*** Opening Dataset content ***

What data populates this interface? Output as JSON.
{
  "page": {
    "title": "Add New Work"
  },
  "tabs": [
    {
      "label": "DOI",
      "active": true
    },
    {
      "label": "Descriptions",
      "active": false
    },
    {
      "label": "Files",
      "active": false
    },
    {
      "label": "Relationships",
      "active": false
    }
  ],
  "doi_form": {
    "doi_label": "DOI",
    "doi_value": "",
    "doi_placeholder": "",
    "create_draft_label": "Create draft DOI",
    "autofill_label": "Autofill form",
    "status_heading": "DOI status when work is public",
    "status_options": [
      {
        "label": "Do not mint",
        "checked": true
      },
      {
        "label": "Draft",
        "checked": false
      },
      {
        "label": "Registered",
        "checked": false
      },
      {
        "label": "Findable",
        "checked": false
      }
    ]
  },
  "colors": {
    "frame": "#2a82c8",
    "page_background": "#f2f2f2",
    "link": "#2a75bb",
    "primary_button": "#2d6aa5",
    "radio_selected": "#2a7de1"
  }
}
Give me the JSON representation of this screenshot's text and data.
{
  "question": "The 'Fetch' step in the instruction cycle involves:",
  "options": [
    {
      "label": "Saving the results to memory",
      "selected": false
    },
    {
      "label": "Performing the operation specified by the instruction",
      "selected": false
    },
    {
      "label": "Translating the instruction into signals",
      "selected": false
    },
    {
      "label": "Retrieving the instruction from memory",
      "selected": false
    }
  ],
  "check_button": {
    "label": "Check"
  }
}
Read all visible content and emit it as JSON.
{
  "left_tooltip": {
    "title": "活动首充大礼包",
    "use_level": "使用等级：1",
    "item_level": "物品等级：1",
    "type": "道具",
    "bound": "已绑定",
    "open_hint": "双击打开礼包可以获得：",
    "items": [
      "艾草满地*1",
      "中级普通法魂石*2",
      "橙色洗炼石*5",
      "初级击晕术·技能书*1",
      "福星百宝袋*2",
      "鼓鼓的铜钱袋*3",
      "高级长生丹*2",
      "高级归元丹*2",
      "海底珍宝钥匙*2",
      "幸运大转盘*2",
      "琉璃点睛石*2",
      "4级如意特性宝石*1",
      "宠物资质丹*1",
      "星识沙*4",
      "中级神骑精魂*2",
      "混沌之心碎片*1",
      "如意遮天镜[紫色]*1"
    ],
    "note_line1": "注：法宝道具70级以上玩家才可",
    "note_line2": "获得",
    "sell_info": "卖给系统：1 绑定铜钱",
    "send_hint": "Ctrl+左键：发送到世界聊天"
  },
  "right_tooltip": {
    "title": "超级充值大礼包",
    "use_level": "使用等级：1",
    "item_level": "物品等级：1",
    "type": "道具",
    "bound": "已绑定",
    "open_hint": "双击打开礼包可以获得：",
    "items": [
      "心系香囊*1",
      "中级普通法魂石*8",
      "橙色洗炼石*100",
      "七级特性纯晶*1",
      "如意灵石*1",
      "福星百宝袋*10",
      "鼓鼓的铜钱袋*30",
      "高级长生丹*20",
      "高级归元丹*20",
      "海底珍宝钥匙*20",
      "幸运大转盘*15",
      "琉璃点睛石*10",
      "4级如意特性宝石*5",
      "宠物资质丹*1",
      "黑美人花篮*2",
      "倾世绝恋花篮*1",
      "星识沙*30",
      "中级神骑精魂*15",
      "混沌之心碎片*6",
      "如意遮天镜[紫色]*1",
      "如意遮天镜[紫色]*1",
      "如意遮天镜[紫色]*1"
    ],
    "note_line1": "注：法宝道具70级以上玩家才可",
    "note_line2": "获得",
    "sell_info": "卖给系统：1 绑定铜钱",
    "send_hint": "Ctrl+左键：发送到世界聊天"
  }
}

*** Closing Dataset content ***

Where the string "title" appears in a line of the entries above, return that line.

--- Answer to this problem ---
    "title": "Add New Work"
    "title": "活动首充大礼包",
    "title": "超级充值大礼包",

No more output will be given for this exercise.